*Records for this task:*
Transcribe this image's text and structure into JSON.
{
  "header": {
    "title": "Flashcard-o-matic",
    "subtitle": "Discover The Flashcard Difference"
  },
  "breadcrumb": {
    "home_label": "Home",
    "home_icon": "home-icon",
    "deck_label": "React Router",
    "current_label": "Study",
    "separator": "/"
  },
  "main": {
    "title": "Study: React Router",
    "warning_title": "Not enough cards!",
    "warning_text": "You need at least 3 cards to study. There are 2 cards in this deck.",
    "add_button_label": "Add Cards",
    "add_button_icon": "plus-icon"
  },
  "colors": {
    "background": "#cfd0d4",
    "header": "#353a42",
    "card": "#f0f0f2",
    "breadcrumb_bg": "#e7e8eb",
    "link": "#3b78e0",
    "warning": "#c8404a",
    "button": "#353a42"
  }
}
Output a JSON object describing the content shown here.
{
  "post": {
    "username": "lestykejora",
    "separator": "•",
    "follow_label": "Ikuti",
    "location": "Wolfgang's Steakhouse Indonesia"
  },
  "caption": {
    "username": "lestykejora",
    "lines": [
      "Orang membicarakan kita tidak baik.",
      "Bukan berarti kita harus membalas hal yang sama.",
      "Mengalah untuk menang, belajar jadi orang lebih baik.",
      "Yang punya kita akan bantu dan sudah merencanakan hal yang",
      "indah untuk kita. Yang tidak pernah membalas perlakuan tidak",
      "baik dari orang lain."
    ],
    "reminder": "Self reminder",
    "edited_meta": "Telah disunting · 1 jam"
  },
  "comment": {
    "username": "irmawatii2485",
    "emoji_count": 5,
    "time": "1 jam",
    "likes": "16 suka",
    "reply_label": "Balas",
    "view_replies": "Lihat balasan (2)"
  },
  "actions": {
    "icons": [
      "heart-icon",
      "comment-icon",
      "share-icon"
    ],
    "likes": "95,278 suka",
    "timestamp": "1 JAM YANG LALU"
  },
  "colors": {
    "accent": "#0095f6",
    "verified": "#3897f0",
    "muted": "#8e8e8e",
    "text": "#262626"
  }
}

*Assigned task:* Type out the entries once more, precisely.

*Solution:*
Transcribe this image's text and structure into JSON.
{
  "header": {
    "title": "Flashcard-o-matic",
    "subtitle": "Discover The Flashcard Difference"
  },
  "breadcrumb": {
    "home_label": "Home",
    "home_icon": "home-icon",
    "deck_label": "React Router",
    "current_label": "Study",
    "separator": "/"
  },
  "main": {
    "title": "Study: React Router",
    "warning_title": "Not enough cards!",
    "warning_text": "You need at least 3 cards to study. There are 2 cards in this deck.",
    "add_button_label": "Add Cards",
    "add_button_icon": "plus-icon"
  },
  "colors": {
    "background": "#cfd0d4",
    "header": "#353a42",
    "card": "#f0f0f2",
    "breadcrumb_bg": "#e7e8eb",
    "link": "#3b78e0",
    "warning": "#c8404a",
    "button": "#353a42"
  }
}
Output a JSON object describing the content shown here.
{
  "post": {
    "username": "lestykejora",
    "separator": "•",
    "follow_label": "Ikuti",
    "location": "Wolfgang's Steakhouse Indonesia"
  },
  "caption": {
    "username": "lestykejora",
    "lines": [
      "Orang membicarakan kita tidak baik.",
      "Bukan berarti kita harus membalas hal yang sama.",
      "Mengalah untuk menang, belajar jadi orang lebih baik.",
      "Yang punya kita akan bantu dan sudah merencanakan hal yang",
      "indah untuk kita. Yang tidak pernah membalas perlakuan tidak",
      "baik dari orang lain."
    ],
    "reminder": "Self reminder",
    "edited_meta": "Telah disunting · 1 jam"
  },
  "comment": {
    "username": "irmawatii2485",
    "emoji_count": 5,
    "time": "1 jam",
    "likes": "16 suka",
    "reply_label": "Balas",
    "view_replies": "Lihat balasan (2)"
  },
  "actions": {
    "icons": [
      "heart-icon",
      "comment-icon",
      "share-icon"
    ],
    "likes": "95,278 suka",
    "timestamp": "1 JAM YANG LALU"
  },
  "colors": {
    "accent": "#0095f6",
    "verified": "#3897f0",
    "muted": "#8e8e8e",
    "text": "#262626"
  }
}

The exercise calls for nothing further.